**TASK INSTRUCTIONS:**
Could you reproduce all the entries under this sentence exactly, leaving the images aside?
------ DATA TO EXAMINE ------
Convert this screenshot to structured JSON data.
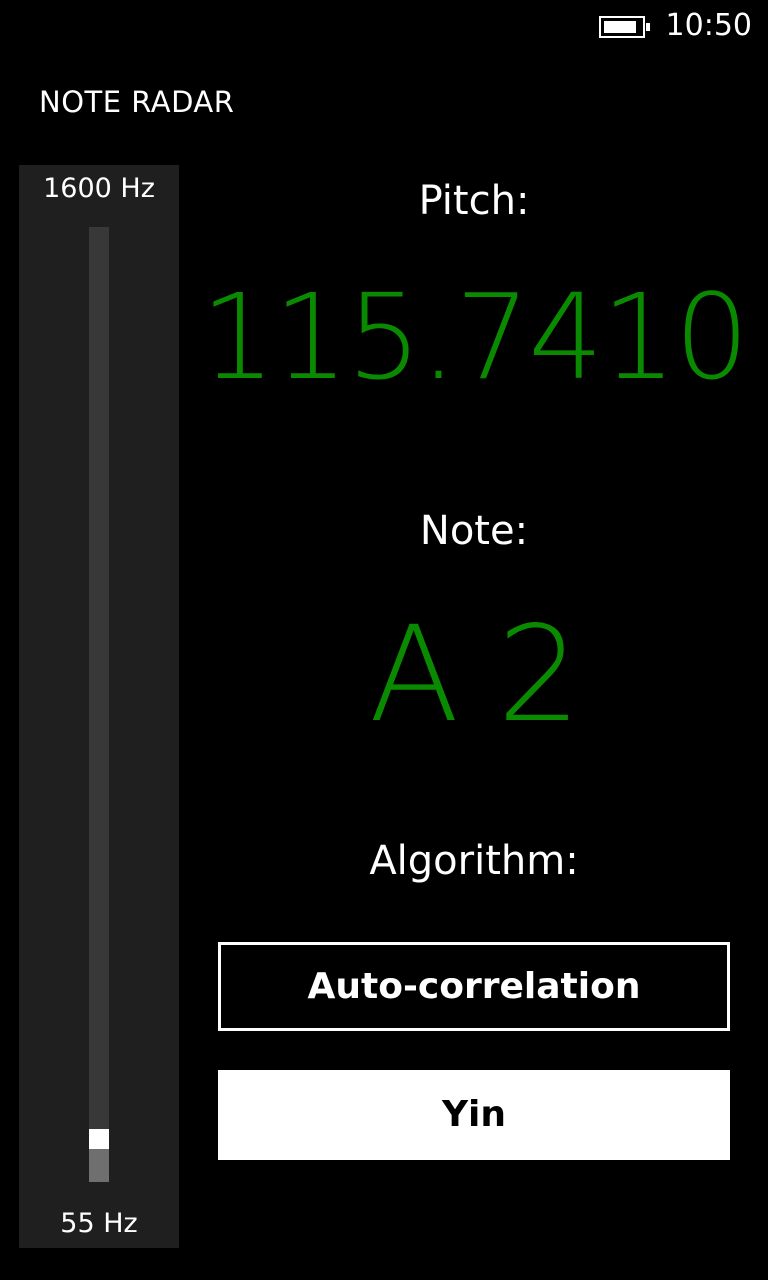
{
  "status_bar": {
    "time": "10:50",
    "battery_level": 0.9,
    "battery_icon": "battery-icon"
  },
  "app": {
    "title": "NOTE RADAR"
  },
  "range_slider": {
    "max_label": "1600 Hz",
    "min_label": "55 Hz",
    "level": 0.035
  },
  "pitch": {
    "label": "Pitch:",
    "value": "115.7410"
  },
  "note": {
    "label": "Note:",
    "value": "A 2"
  },
  "algorithm": {
    "label": "Algorithm:",
    "options": [
      {
        "label": "Auto-correlation",
        "selected": false
      },
      {
        "label": "Yin",
        "selected": true
      }
    ]
  },
  "colors": {
    "accent": "#0a8a00",
    "background": "#000000",
    "panel": "#1f1f1f"
  }
}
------
**RESPONSE:**
Convert this screenshot to structured JSON data.
{
  "status_bar": {
    "time": "10:50",
    "battery_level": 0.9,
    "battery_icon": "battery-icon"
  },
  "app": {
    "title": "NOTE RADAR"
  },
  "range_slider": {
    "max_label": "1600 Hz",
    "min_label": "55 Hz",
    "level": 0.035
  },
  "pitch": {
    "label": "Pitch:",
    "value": "115.7410"
  },
  "note": {
    "label": "Note:",
    "value": "A 2"
  },
  "algorithm": {
    "label": "Algorithm:",
    "options": [
      {
        "label": "Auto-correlation",
        "selected": false
      },
      {
        "label": "Yin",
        "selected": true
      }
    ]
  },
  "colors": {
    "accent": "#0a8a00",
    "background": "#000000",
    "panel": "#1f1f1f"
  }
}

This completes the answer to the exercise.